I had decided I would just refuse to worry about bears in the Yukon 1000 Canoe and Kayak Race next July. But as much as I try not to think about it, the topic keeps coming back.

When I first told Paul about the race, and mentioned I would be in Grizzly country, he responded “well at least it’s too far south for Polar Bears”. He followed this up with a Google search only to discover that a Polar Bear had made his way into Fort Yukon (right on our route) just this past March, and had to be killed.

Peter Coats, the organizer of this event, spent time this summer paddling part of the route, and his trip report is full of bear pictures and encounters.

Today Peter posted on the Yukon1000 forum that the racers will be paddling through Yukon Charley River National Preserve, and they have strict rules that all food on every boat going through the Preserve must be stored overnight in a bear safe way.

There are bear containers, but the problem is that the kayaks may have difficulty carrying enough containers to hold the food requirements of the race, less a problem for the canoes. In this race each racer must have a minimum of 20kg food weighed at the start of the race.

Organizers are now thinking about the possibility of supply drops along the way. Personally, I'm really hoping this race stays "expedition style", no support teams, no food drops. All the planning and logistics is part of the challenge and the fun, else it's just a very long paddle.

They are also asking folks what they think about allowing firearms. I don't even know how to use one, maybe I need to think a bit about that :)

Friday, October 10, 2008

Thank-you Tom

It sure has been a busy couple of weeks, last weekend I spent 3 days paddling and training in the Potomac River and then Sunday in the Chesapeake Bay overlooking the Thomas Point Lighthouse.

Tom Nickels, ACA Instructor Trainer extraordinaire, through Potomac Paddlesports, lead a 4 day ACA Instructor Development Workshop and Certification Exam, which I, along with friends Camille and Craig had signed up for.

It was quite a bit of work, AND, a huge learning experience, AND lots of fun. Tom’s a great instructor, and we had a great class.
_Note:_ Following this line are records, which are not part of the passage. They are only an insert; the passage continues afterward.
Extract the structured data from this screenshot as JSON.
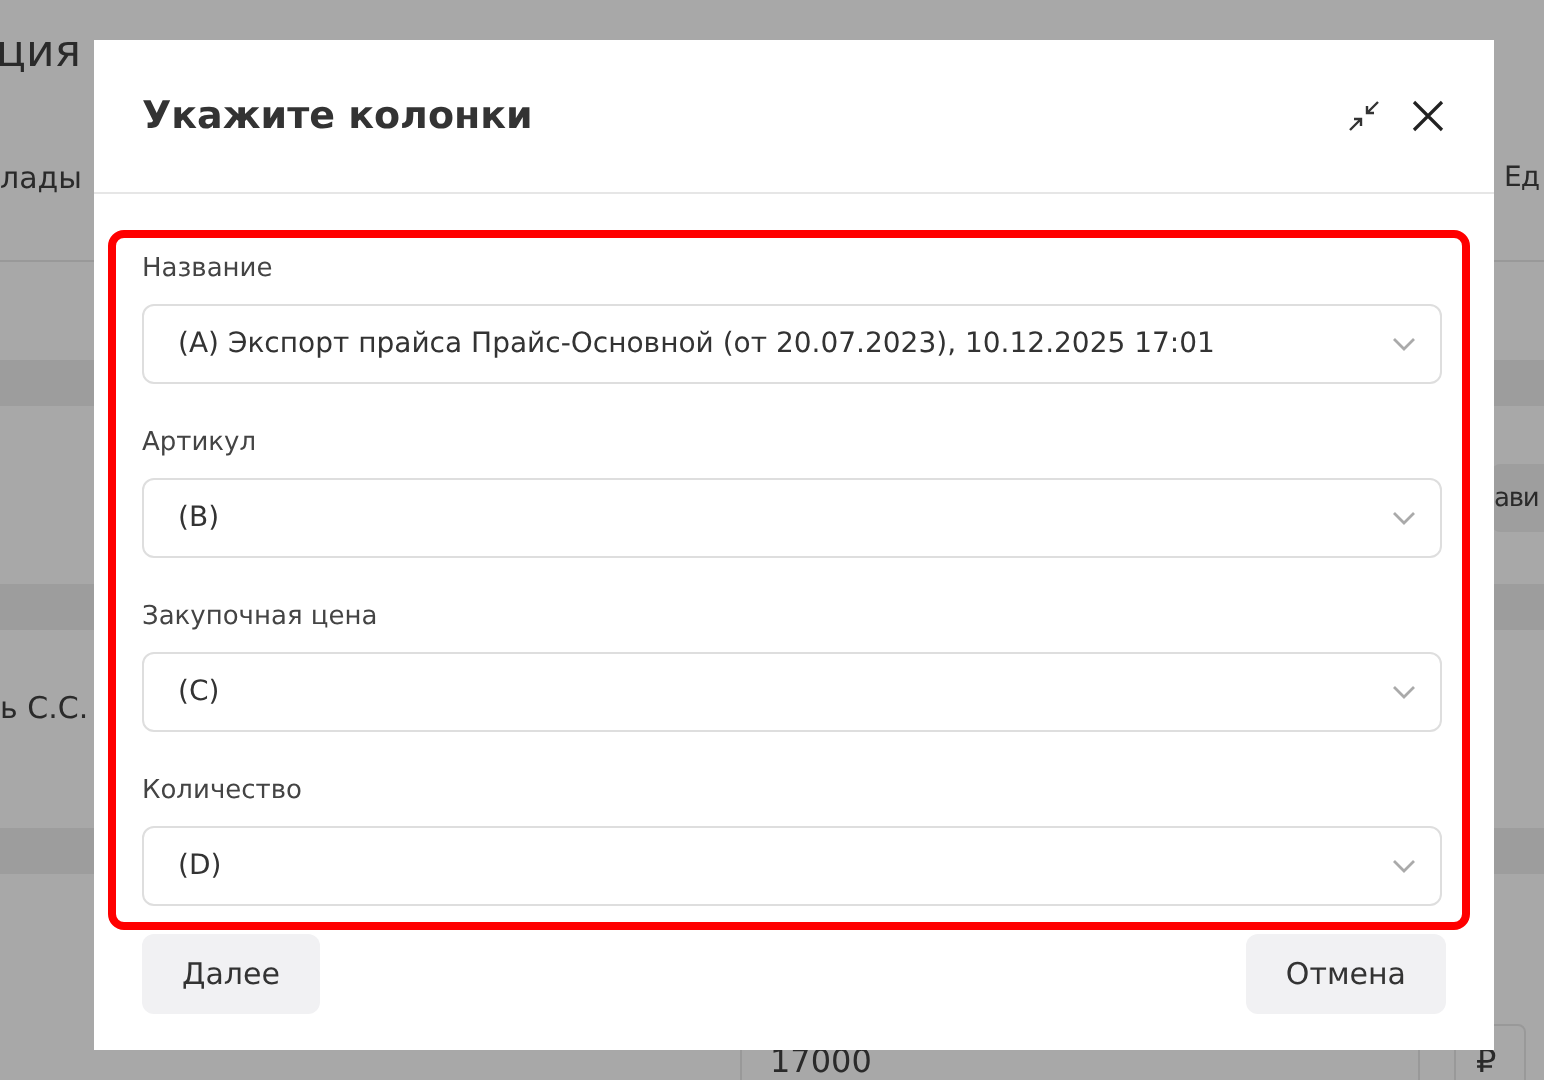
{
  "background": {
    "title_fragment": "ция",
    "column_left": "лады",
    "column_right": "Ед",
    "button_fragment": "ави",
    "person_fragment": "ь С.С.",
    "price_value": "17000",
    "currency": "₽"
  },
  "dialog": {
    "title": "Укажите колонки",
    "fields": [
      {
        "label": "Название",
        "value": "(A) Экспорт прайса Прайс-Основной (от 20.07.2023), 10.12.2025 17:01"
      },
      {
        "label": "Артикул",
        "value": "(B)"
      },
      {
        "label": "Закупочная цена",
        "value": "(C)"
      },
      {
        "label": "Количество",
        "value": "(D)"
      }
    ],
    "buttons": {
      "next": "Далее",
      "cancel": "Отмена"
    }
  }
}
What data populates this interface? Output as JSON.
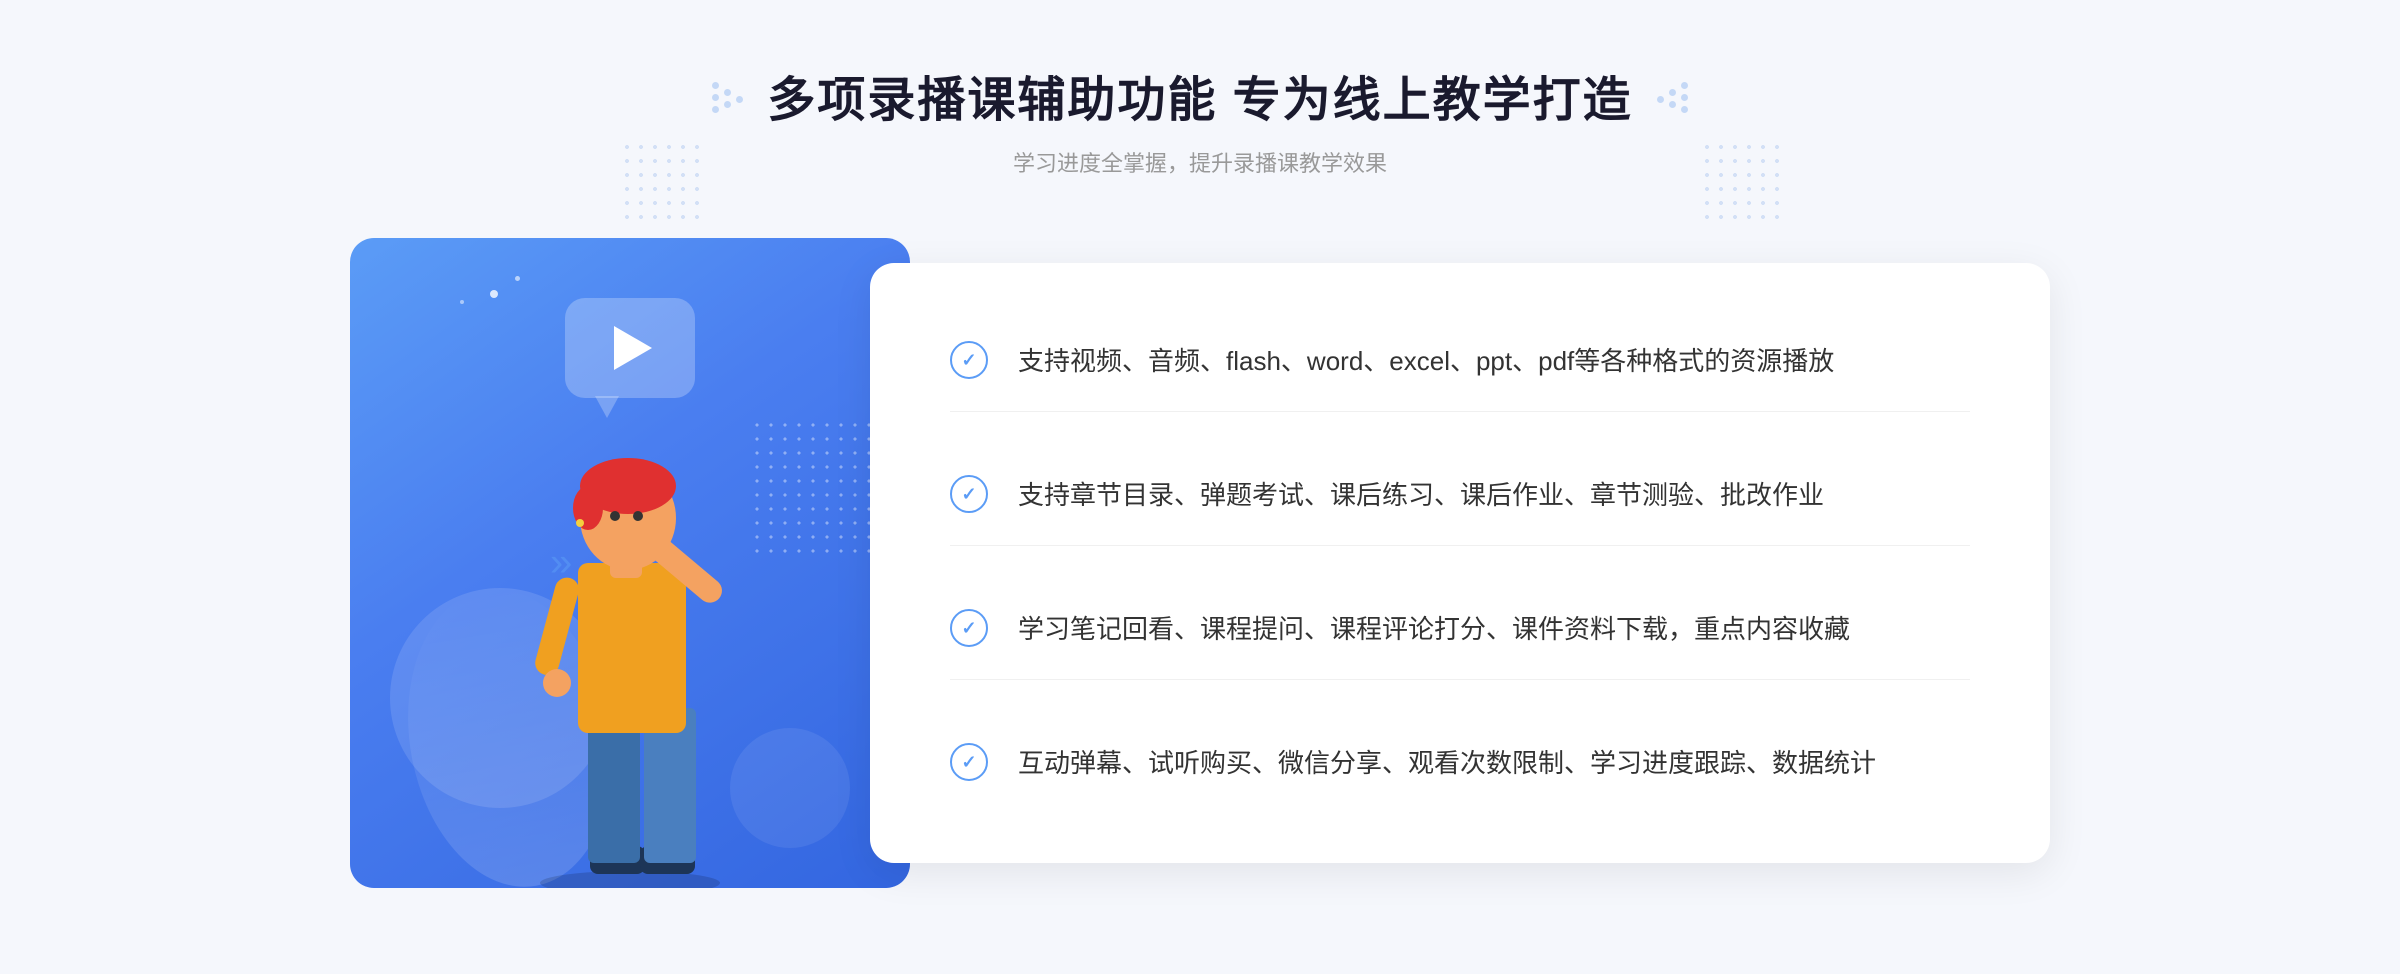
{
  "header": {
    "title": "多项录播课辅助功能 专为线上教学打造",
    "subtitle": "学习进度全掌握，提升录播课教学效果",
    "deco_left": "❈",
    "deco_right": "❈"
  },
  "features": [
    {
      "id": "feature-1",
      "text": "支持视频、音频、flash、word、excel、ppt、pdf等各种格式的资源播放"
    },
    {
      "id": "feature-2",
      "text": "支持章节目录、弹题考试、课后练习、课后作业、章节测验、批改作业"
    },
    {
      "id": "feature-3",
      "text": "学习笔记回看、课程提问、课程评论打分、课件资料下载，重点内容收藏"
    },
    {
      "id": "feature-4",
      "text": "互动弹幕、试听购买、微信分享、观看次数限制、学习进度跟踪、数据统计"
    }
  ],
  "colors": {
    "primary_blue": "#5b9cf6",
    "dark_blue": "#3366e0",
    "text_dark": "#1a1a2e",
    "text_gray": "#999999",
    "text_body": "#333333",
    "bg_light": "#f5f7fc",
    "white": "#ffffff"
  },
  "check_icon": "✓",
  "decoration": {
    "chevron": "»",
    "play_icon": "▶"
  }
}
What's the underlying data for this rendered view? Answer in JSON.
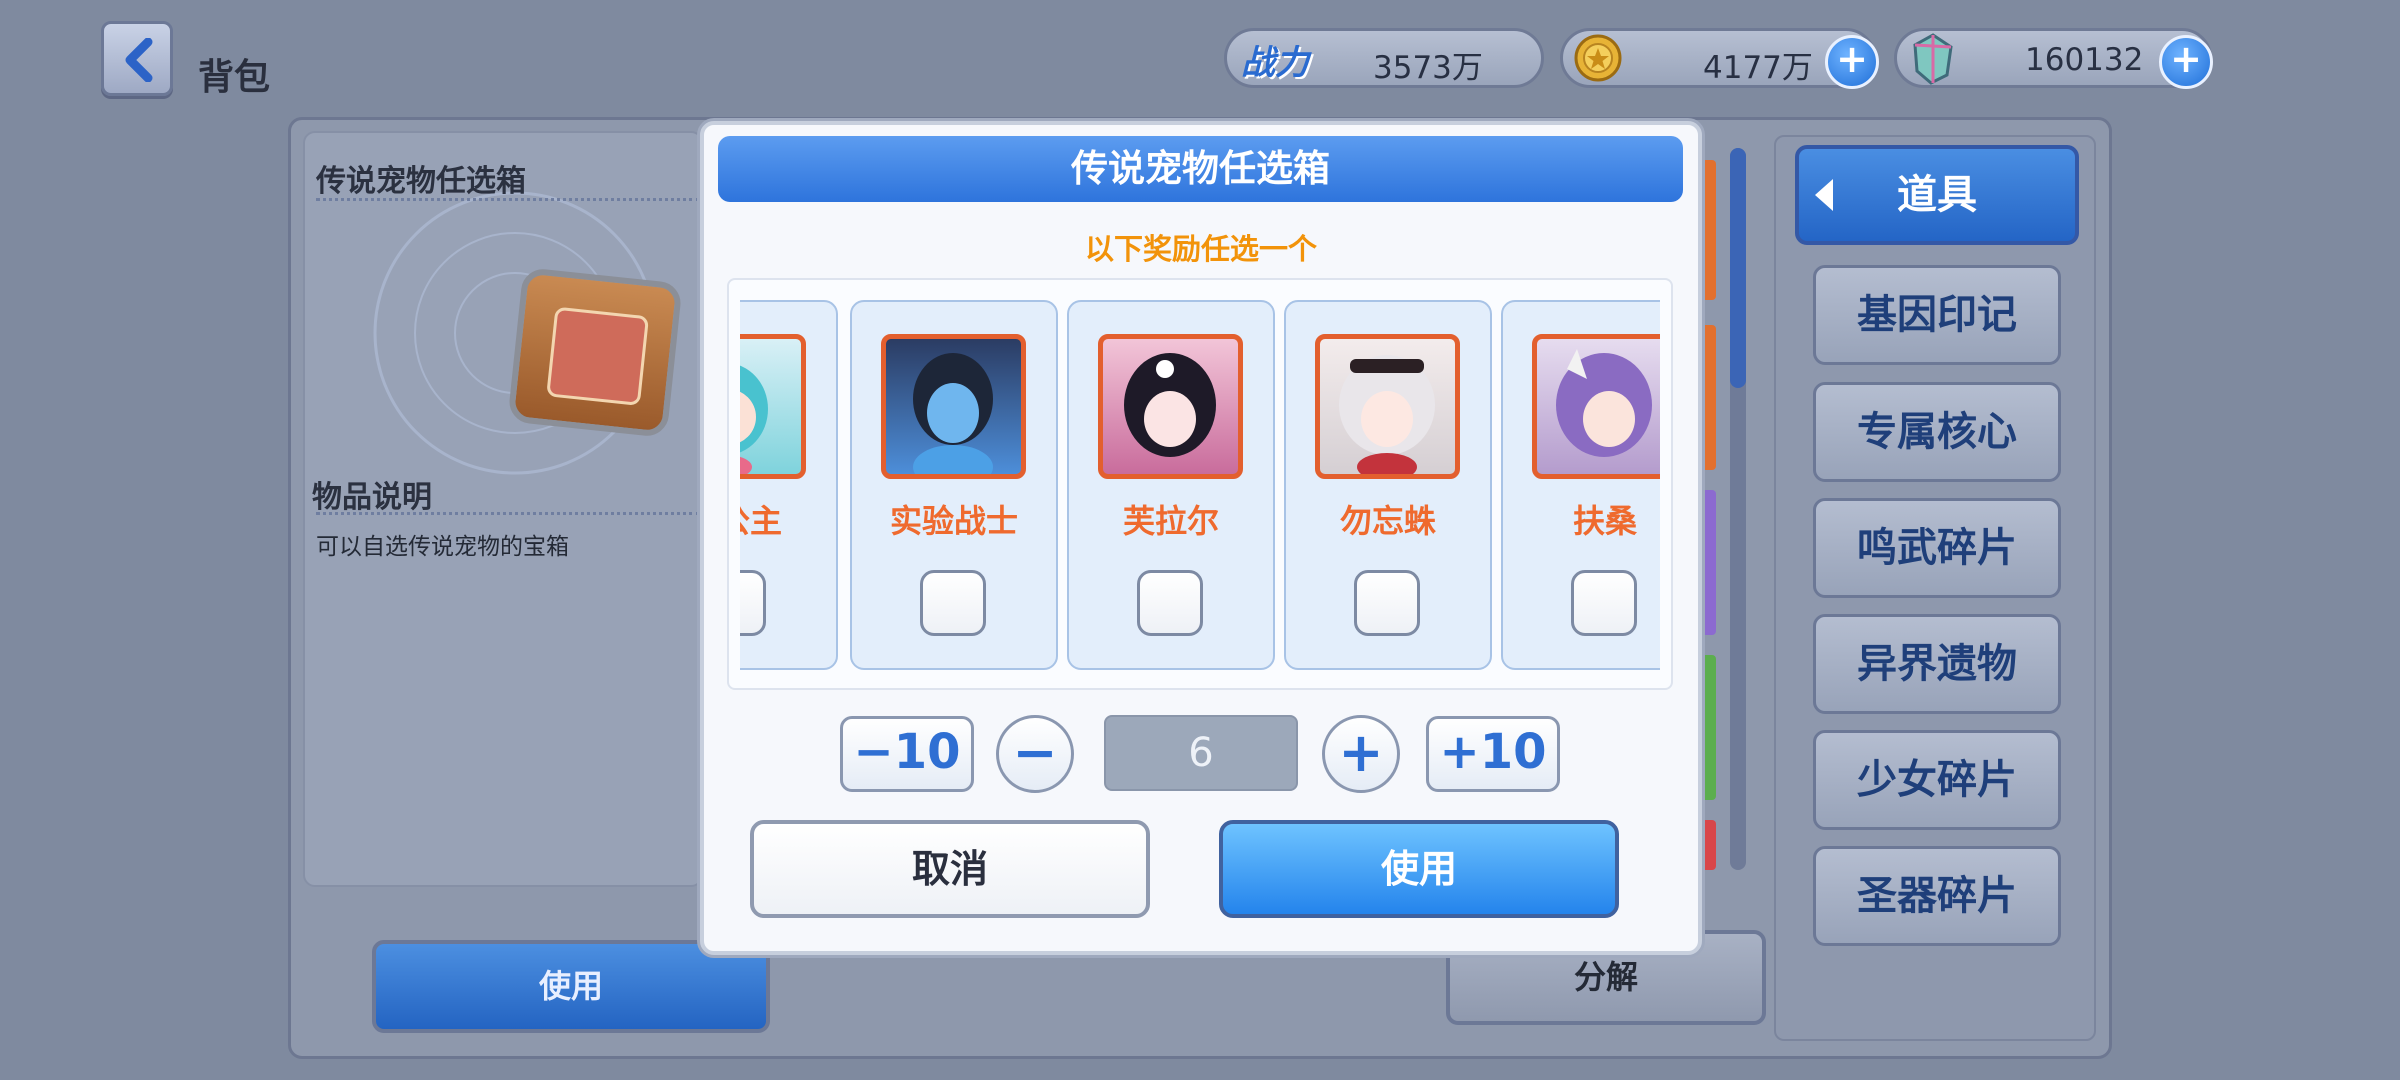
{
  "topbar": {
    "title": "背包",
    "power_label": "战力",
    "power_value": "3573万",
    "coin_value": "4177万",
    "gem_value": "160132"
  },
  "left": {
    "item_title": "传说宠物任选箱",
    "desc_heading": "物品说明",
    "desc_text": "可以自选传说宠物的宝箱",
    "use_label": "使用"
  },
  "decompose_label": "分解",
  "categories": {
    "active": "道具",
    "items": [
      "基因印记",
      "专属核心",
      "鸣武碎片",
      "异界遗物",
      "少女碎片",
      "圣器碎片"
    ]
  },
  "dialog": {
    "title": "传说宠物任选箱",
    "subtitle": "以下奖励任选一个",
    "pets": [
      {
        "name": "汐公主",
        "checked": false
      },
      {
        "name": "实验战士",
        "checked": false
      },
      {
        "name": "芙拉尔",
        "checked": false
      },
      {
        "name": "勿忘蛛",
        "checked": false
      },
      {
        "name": "扶桑",
        "checked": false
      }
    ],
    "qty": {
      "minus10": "−10",
      "minus": "−",
      "value": "6",
      "plus": "+",
      "plus10": "+10"
    },
    "cancel_label": "取消",
    "confirm_label": "使用"
  },
  "colors": {
    "accent_blue": "#2e74dc",
    "subtitle_orange": "#f2930a",
    "pet_name_orange": "#ef6a2e"
  }
}
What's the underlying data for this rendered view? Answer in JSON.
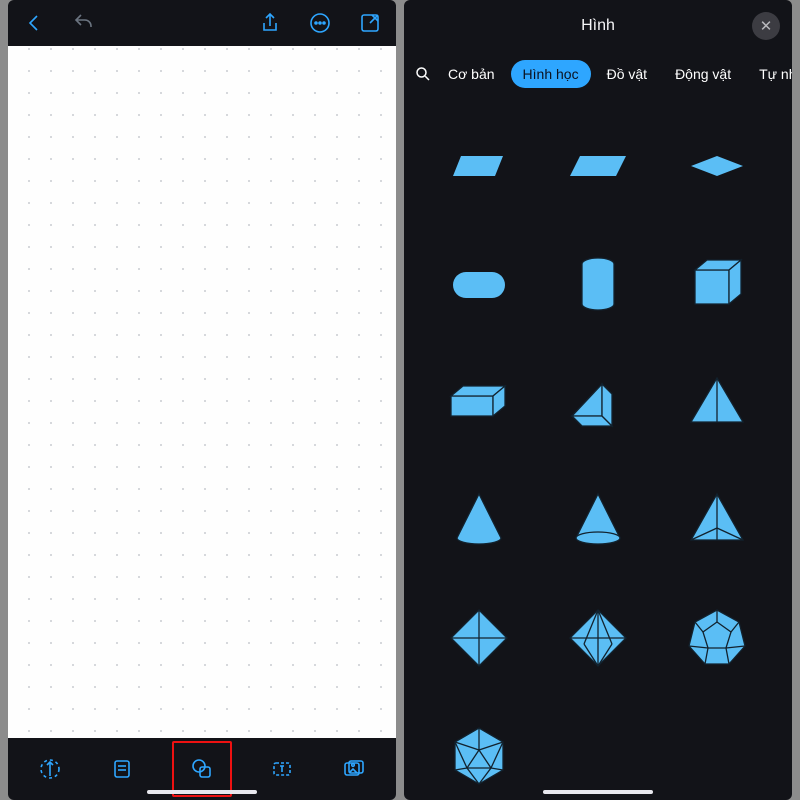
{
  "colors": {
    "accent": "#2ea6ff",
    "shape": "#5bbef5",
    "bg_dark": "#121318"
  },
  "left_screen": {
    "top_icons": {
      "back": "back-icon",
      "undo": "undo-icon",
      "share": "share-icon",
      "more": "more-icon",
      "compose": "compose-icon"
    },
    "bottom_icons": {
      "pen": "pen-tool-icon",
      "note": "note-tool-icon",
      "shapes": "shapes-tool-icon",
      "text": "text-tool-icon",
      "image": "image-tool-icon"
    },
    "highlighted_tool": "shapes"
  },
  "right_screen": {
    "panel_title": "Hình",
    "close_label": "✕",
    "tabs": [
      {
        "id": "basic",
        "label": "Cơ bản",
        "active": false
      },
      {
        "id": "geom",
        "label": "Hình học",
        "active": true
      },
      {
        "id": "objects",
        "label": "Đồ vật",
        "active": false
      },
      {
        "id": "animals",
        "label": "Động vật",
        "active": false
      },
      {
        "id": "nature",
        "label": "Tự nhiên",
        "active": false
      }
    ],
    "shapes": [
      "trapezoid",
      "parallelogram",
      "rhombus",
      "rounded-rectangle",
      "cylinder",
      "cube",
      "rectangular-prism",
      "triangular-prism",
      "pyramid",
      "cone-solid",
      "cone-wireframe",
      "tetrahedron",
      "octahedron-top",
      "octahedron",
      "dodecahedron",
      "icosahedron"
    ]
  }
}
Yes, I passed, I'm now a certified Coastal Kayak Instructor. I’ve still got a bit of work to do on my delivery, a little less talking and a lot more creativity, but Tom also said I’ve got a beautiful paddling stroke :)